Repeat each record exactly, skipping the pictures.

******************************

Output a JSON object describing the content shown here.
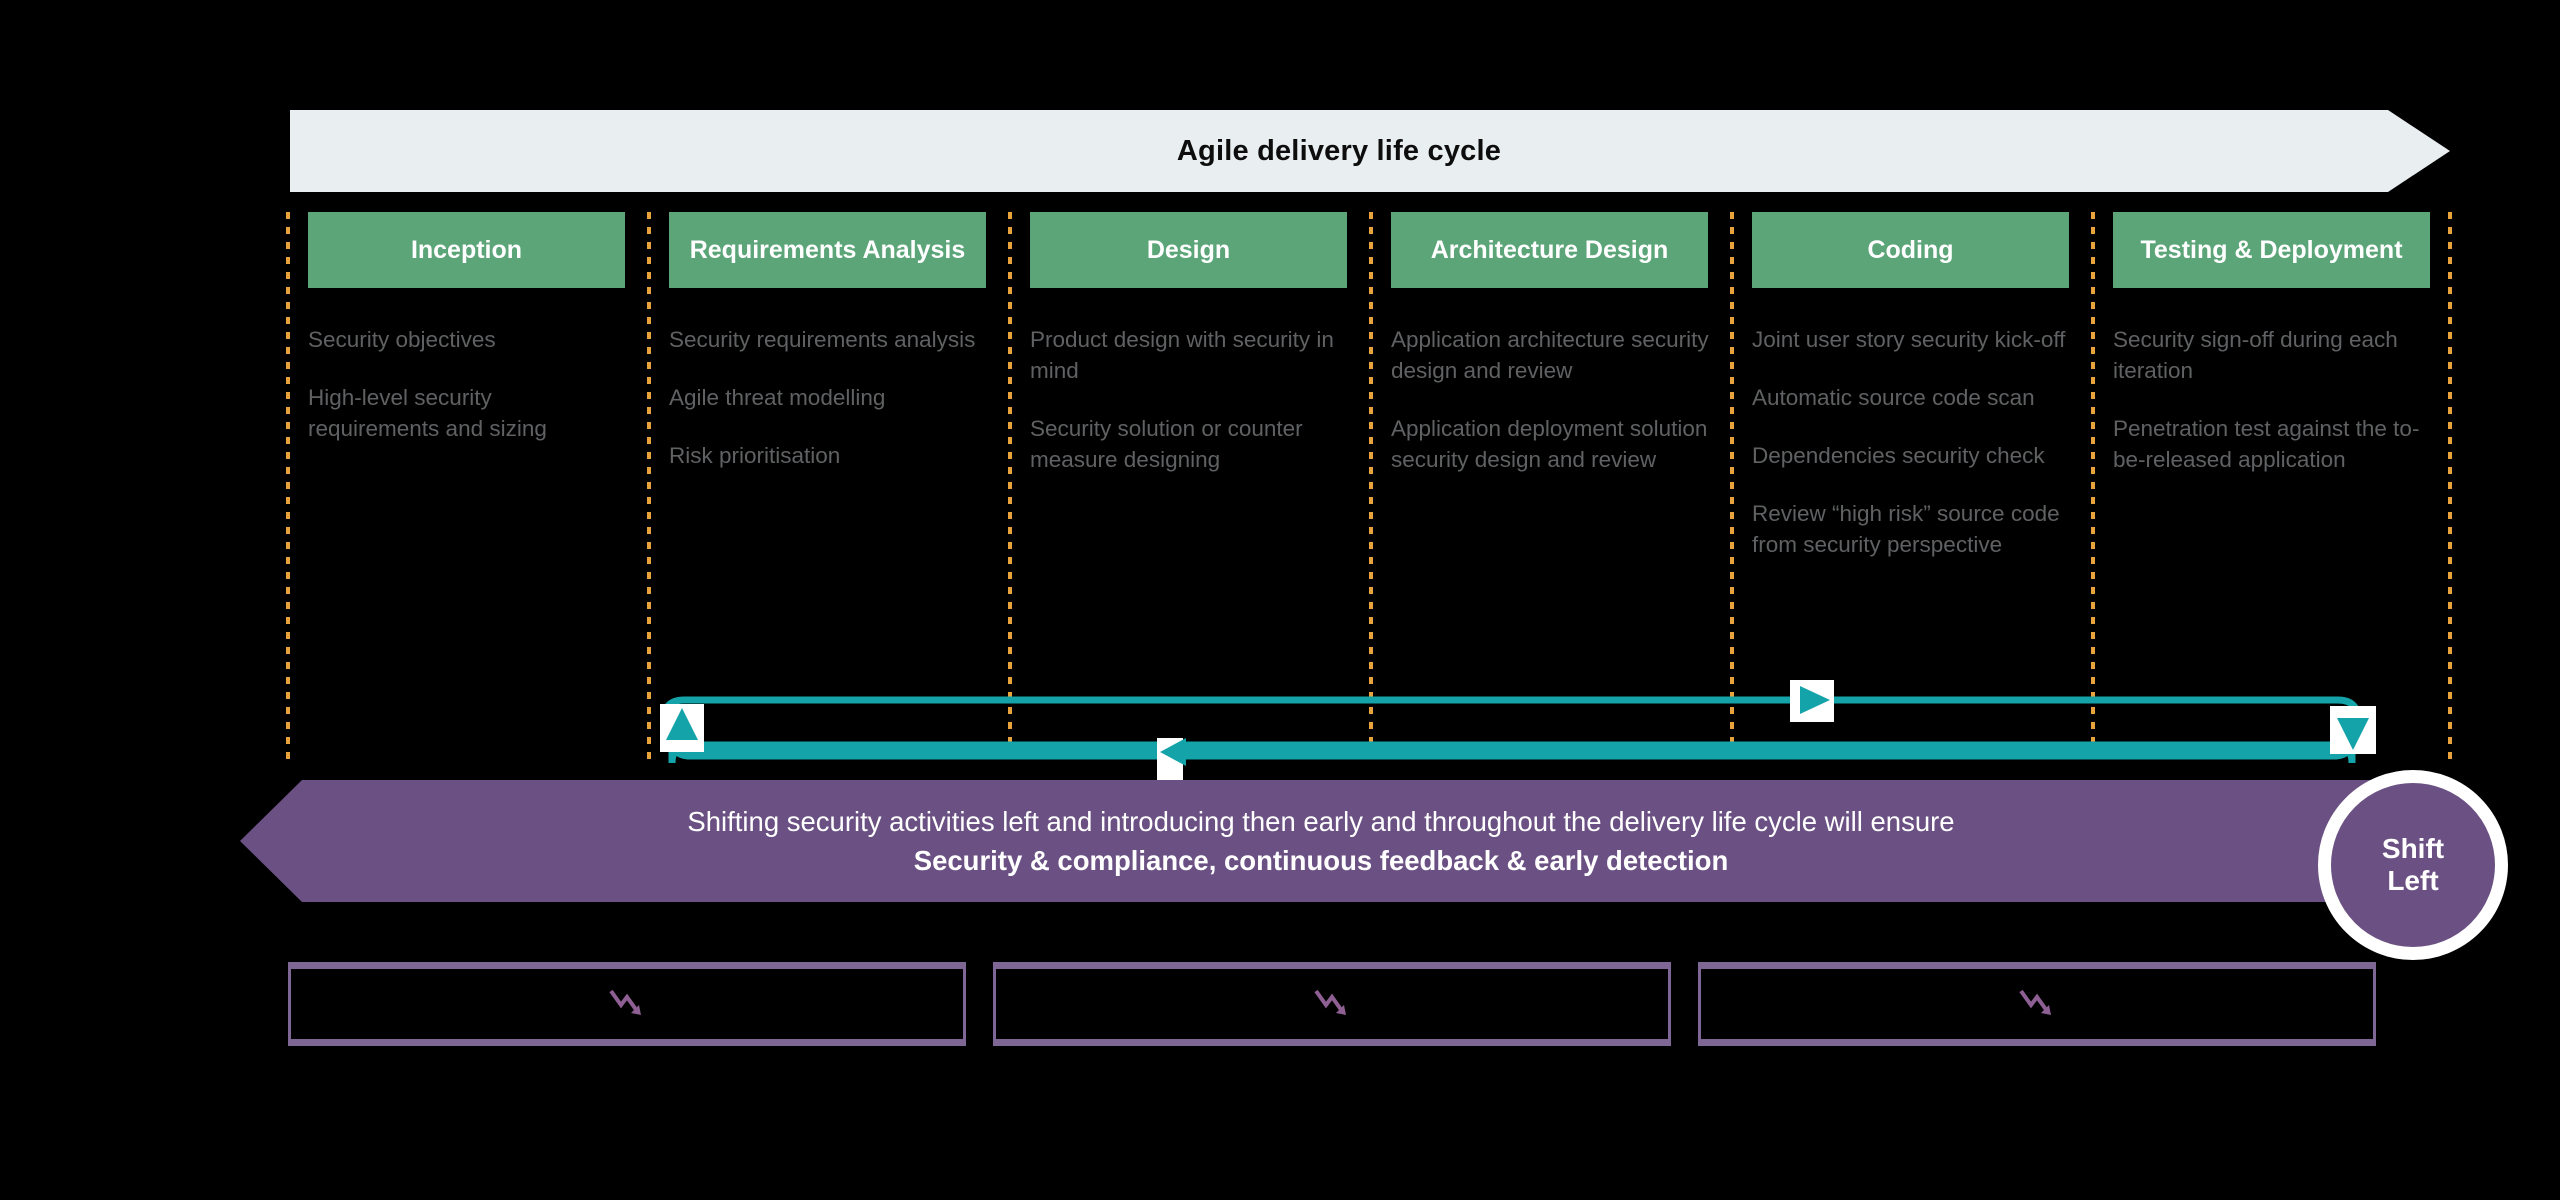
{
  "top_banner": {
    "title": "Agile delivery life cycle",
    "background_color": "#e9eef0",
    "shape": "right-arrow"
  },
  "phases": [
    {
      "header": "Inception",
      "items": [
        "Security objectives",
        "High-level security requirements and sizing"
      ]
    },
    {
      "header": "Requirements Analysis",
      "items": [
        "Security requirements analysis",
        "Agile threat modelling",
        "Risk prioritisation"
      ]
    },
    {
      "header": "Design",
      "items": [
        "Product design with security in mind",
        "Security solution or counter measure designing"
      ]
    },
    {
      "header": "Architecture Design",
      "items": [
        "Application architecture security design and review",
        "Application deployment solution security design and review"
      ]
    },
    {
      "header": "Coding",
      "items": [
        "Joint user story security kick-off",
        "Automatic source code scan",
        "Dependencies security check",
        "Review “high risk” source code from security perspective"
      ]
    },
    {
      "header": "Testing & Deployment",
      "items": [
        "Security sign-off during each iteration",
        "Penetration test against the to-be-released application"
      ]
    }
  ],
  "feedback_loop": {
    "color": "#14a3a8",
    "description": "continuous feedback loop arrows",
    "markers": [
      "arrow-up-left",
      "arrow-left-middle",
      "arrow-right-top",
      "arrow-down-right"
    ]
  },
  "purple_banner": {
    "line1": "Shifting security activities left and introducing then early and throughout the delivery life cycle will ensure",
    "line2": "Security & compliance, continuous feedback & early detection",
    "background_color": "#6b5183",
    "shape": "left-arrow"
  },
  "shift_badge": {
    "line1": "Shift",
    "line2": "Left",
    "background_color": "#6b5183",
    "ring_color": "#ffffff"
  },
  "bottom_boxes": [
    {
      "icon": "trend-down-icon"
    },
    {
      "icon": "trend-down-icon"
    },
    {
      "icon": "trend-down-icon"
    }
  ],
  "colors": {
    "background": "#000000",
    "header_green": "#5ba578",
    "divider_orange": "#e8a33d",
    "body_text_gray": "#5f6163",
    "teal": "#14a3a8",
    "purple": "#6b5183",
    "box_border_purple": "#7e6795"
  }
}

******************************

### Solution to the problem
Output a JSON object describing the content shown here.
{
  "top_banner": {
    "title": "Agile delivery life cycle",
    "background_color": "#e9eef0",
    "shape": "right-arrow"
  },
  "phases": [
    {
      "header": "Inception",
      "items": [
        "Security objectives",
        "High-level security requirements and sizing"
      ]
    },
    {
      "header": "Requirements Analysis",
      "items": [
        "Security requirements analysis",
        "Agile threat modelling",
        "Risk prioritisation"
      ]
    },
    {
      "header": "Design",
      "items": [
        "Product design with security in mind",
        "Security solution or counter measure designing"
      ]
    },
    {
      "header": "Architecture Design",
      "items": [
        "Application architecture security design and review",
        "Application deployment solution security design and review"
      ]
    },
    {
      "header": "Coding",
      "items": [
        "Joint user story security kick-off",
        "Automatic source code scan",
        "Dependencies security check",
        "Review “high risk” source code from security perspective"
      ]
    },
    {
      "header": "Testing & Deployment",
      "items": [
        "Security sign-off during each iteration",
        "Penetration test against the to-be-released application"
      ]
    }
  ],
  "feedback_loop": {
    "color": "#14a3a8",
    "description": "continuous feedback loop arrows",
    "markers": [
      "arrow-up-left",
      "arrow-left-middle",
      "arrow-right-top",
      "arrow-down-right"
    ]
  },
  "purple_banner": {
    "line1": "Shifting security activities left and introducing then early and throughout the delivery life cycle will ensure",
    "line2": "Security & compliance, continuous feedback & early detection",
    "background_color": "#6b5183",
    "shape": "left-arrow"
  },
  "shift_badge": {
    "line1": "Shift",
    "line2": "Left",
    "background_color": "#6b5183",
    "ring_color": "#ffffff"
  },
  "bottom_boxes": [
    {
      "icon": "trend-down-icon"
    },
    {
      "icon": "trend-down-icon"
    },
    {
      "icon": "trend-down-icon"
    }
  ],
  "colors": {
    "background": "#000000",
    "header_green": "#5ba578",
    "divider_orange": "#e8a33d",
    "body_text_gray": "#5f6163",
    "teal": "#14a3a8",
    "purple": "#6b5183",
    "box_border_purple": "#7e6795"
  }
}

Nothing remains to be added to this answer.